The French people were wonderful and obviously quite appreciative of what America had done – we really enjoyed this experience and their country. But, we were happy to return to our shores – because America is our home — and one always wishes to return home, especially to celebrate a birthday.
Our country has shortcomings but we still remain the beacon for the world. More importantly, we are much more than a country that fought two world wars in Europe and the Pacific ‘to save democracy.’ Consider, for example, these two critical hallmarks that set us aside from all other nations:
We were the first nation to truly separate church and state. Today, some argue that we should not have done this — but they would be wrong. Our separation doctrine does not mean that we were against religion. It means that our secularity has a much deeper meaning. Just look around the world today — and in history past — and one can see that separation of church and state is truly critical to our form of democracy and to individual religious beliefs.
We became the first universal nation. No nation has ever invited such a diverse group of peoples into its way of life – and promised equality. Yes, we have stumbled and still do, but our principles are strong and even when blind prejudice raises its head, we have succeeded. Our Declaration of Independence said it all — and our Constitution with some critical amendments — embedded our unique inclusiveness into the fabric of our society. Trite as its sounds we still welcome the “huddled masses’ to our shores.

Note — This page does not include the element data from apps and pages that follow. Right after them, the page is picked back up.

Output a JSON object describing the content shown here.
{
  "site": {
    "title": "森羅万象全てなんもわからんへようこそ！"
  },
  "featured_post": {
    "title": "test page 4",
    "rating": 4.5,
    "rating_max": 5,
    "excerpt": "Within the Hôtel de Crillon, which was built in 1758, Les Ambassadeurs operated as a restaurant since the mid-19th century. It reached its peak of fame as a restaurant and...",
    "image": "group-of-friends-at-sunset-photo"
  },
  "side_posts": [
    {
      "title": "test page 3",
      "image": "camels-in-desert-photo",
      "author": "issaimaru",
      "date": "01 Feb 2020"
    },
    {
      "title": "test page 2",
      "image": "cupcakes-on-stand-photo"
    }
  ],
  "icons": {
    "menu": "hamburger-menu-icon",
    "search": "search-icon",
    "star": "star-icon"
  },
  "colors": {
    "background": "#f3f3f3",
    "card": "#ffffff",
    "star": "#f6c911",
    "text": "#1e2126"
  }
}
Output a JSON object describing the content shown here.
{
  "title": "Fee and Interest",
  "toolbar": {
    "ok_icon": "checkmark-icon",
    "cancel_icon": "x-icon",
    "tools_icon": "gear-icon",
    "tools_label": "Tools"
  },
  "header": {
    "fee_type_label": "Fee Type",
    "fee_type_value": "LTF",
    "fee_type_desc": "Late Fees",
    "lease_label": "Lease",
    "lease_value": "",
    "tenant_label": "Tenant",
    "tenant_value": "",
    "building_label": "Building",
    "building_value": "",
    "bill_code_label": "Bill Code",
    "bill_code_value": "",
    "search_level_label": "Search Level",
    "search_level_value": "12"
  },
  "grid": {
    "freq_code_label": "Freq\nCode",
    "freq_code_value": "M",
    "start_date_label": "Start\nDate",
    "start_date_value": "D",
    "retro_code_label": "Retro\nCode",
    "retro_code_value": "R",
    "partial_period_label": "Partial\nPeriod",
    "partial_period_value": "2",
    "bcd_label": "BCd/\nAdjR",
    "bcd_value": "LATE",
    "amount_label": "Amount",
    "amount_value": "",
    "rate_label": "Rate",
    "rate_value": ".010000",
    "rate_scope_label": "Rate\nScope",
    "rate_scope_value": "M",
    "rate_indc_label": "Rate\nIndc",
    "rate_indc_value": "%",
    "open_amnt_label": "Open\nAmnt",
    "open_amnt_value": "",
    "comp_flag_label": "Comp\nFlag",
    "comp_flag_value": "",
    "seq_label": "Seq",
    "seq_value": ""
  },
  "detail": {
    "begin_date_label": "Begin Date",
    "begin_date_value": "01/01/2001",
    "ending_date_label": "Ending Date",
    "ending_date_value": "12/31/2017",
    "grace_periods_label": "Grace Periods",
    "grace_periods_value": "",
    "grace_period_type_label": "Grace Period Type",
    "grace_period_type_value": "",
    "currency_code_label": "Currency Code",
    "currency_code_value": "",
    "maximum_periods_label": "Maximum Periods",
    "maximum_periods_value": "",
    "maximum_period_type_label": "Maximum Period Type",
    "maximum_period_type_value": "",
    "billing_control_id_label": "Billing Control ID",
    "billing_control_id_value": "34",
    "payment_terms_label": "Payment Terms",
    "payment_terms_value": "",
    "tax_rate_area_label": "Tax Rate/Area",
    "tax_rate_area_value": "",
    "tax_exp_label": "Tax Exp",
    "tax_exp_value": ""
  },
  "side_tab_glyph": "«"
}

There were many challenges as we struggled through two centuries – not to recognize these contradictions would be a mistake.
Bigotry, racism and religious fanaticism were false idols — but we addressed them. It took 200 years of growing pains, for example, to more fully accept the African-American. The “I have a Dream” speech enabled us to overcome these temporary detours – but as a nation we know that more can be done.
We ‘saved’ the world from two evil philosophies that sought to enslave nations and peoples. But, we stumbled badly in Vietnam and Iraq because we did not understand the complexity of other societies or because we did not carefully consider the alternatives. We need to keep these mistakes in mind as we move through the upcoming perilous years.
As we viewed the Normandy beaches and cemeteries we knew we were citizens of a noble nation. We are still on a journey to deepen further our heritage, but I know we will always be a bulwark against tyranny and oppression. I am very happy to be an American and live in America on its 238th birthday – there is no place like home.
Rich Keevey is a Senior Fellow at the Bloustein School of Planning and Policy at Rutgers University and a lecturer at the Woodrow Wilson School, Princeton University. He was the Budget Director & Comptroller for New Jersey and the Deputy under Secretary of Defense for Finance. He also served as the Executive Officer of an artillery nuclear missile battery in Western Europe.